Anyone who knows anything about Kenny Scharf knows that the famed artist has rarely met an object he hasn’t customized. In a classic example, the phones, scanners and printers in his Los Angeles office became his prey. Most recently, it was a pair of iRobot Roomba vacuums. Scharf transformed them into little creatures replete with painted eyeballs and mouths, and named them Spic and Span. “They’re like my pets,” he says. “Just like in The Flintstones, they wait for you to turn them on, and when they’re done, you just put them away.”
It’s no surprise, then, that when Efraim Grinberg, Movado’s president and CEO, invited Scharf to trick out the firm’s iconic Museum watch, the painter got a bit carried away. Rather than design one timepiece, as Grinberg had suggested, Scharf delivered a slew of ideas. “It was hard, but we narrowed them down to what we thought was a diverse group of offerings,” says Grinberg, who purchased Scharf’s 1983 painting Brazil after meeting the artist three years ago.
In the end Grinberg and his team settled on six whimsical, cartoonlike motifs for the watches (below, from left): Blurple Time, Movado Time, Time Flies (Scharf’s favorite), Starring the Star (Grinberg’s favorite), Ontime and Universal Time. Some of the designs are original to Movado; others feature adaptations of Scharf’s existing works.
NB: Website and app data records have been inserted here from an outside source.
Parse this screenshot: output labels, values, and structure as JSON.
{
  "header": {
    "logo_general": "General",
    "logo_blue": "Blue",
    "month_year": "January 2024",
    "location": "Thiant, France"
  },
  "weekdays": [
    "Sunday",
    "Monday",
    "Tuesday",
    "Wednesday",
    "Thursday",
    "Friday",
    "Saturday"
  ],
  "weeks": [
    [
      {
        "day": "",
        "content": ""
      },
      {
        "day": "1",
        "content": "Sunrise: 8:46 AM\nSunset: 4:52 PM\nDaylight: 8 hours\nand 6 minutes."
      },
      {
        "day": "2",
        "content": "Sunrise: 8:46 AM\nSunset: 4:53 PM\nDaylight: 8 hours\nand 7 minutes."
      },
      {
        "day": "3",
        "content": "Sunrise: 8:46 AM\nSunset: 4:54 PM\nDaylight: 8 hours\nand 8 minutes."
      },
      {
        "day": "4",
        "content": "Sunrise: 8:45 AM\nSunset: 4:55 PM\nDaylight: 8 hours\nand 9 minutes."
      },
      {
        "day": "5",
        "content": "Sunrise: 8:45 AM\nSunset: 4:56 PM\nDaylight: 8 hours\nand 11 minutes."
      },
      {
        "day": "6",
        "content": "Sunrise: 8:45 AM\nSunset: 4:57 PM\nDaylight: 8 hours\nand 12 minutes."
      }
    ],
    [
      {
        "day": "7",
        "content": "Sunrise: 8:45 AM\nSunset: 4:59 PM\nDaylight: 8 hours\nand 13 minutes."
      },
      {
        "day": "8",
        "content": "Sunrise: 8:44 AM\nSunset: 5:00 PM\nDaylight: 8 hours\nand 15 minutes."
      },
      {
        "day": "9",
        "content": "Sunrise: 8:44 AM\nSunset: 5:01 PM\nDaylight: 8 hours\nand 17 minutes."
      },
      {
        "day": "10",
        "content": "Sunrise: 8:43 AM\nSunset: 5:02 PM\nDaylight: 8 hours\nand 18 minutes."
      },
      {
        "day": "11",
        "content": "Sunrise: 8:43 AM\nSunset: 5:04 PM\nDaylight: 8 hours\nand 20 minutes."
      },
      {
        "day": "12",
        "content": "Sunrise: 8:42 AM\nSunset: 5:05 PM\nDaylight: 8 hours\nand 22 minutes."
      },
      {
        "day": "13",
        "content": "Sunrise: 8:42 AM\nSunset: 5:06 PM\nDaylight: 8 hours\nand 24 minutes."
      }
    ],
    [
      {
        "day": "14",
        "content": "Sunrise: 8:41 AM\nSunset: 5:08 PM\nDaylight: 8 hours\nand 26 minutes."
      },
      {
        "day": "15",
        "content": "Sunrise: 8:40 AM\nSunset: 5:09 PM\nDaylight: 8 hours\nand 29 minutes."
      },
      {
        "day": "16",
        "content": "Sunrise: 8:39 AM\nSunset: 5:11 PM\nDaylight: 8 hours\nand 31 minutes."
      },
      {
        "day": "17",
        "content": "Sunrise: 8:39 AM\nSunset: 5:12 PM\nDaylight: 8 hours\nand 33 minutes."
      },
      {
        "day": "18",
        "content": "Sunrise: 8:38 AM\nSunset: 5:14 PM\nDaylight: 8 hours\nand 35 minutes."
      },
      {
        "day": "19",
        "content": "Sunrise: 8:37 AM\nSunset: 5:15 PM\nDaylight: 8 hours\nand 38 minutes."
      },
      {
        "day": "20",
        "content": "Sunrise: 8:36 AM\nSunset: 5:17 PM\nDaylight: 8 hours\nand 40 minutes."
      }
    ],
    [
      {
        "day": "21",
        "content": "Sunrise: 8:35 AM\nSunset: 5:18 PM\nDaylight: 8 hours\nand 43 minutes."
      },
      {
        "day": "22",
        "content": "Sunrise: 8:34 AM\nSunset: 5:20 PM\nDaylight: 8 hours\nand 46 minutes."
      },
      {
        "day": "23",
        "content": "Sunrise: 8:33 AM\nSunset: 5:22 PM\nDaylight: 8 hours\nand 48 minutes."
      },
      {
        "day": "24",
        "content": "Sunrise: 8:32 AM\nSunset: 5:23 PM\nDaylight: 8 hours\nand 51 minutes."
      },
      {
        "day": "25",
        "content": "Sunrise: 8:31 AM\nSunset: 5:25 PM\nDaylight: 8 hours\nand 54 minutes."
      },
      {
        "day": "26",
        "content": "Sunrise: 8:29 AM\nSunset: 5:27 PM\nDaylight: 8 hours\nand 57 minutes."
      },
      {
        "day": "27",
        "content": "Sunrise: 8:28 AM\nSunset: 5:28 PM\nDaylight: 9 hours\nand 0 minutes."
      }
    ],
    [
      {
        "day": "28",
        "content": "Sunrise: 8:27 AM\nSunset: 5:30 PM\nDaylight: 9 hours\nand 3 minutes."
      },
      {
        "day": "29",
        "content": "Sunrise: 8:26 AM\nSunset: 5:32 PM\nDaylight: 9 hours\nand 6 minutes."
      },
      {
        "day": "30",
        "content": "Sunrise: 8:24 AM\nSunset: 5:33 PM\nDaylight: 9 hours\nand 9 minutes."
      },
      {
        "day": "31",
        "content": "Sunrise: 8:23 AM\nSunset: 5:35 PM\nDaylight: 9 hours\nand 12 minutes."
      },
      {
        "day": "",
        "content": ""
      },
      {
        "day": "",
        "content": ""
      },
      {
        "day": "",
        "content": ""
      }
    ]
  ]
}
The limited-edition timepieces, launching in September, are the latest additions to Movado’s Artists’ Series, which debuted in 1987 with a watch designed by Andy Warhol just months before his death. Scharf, who spent a lot of time with Warhol in the Eighties, says he’s happy to follow in the horological footsteps of his hero. For this collection, Movado produced only 100 of each Scharf watch to be sold individually, along with 25 box sets of the sextet. “You can wear one a day,” notes Scharf before he’s reminded that there are seven days in a week. “Okay, you can rest on the seventh day; you don’t even need to look at a watch on that day.”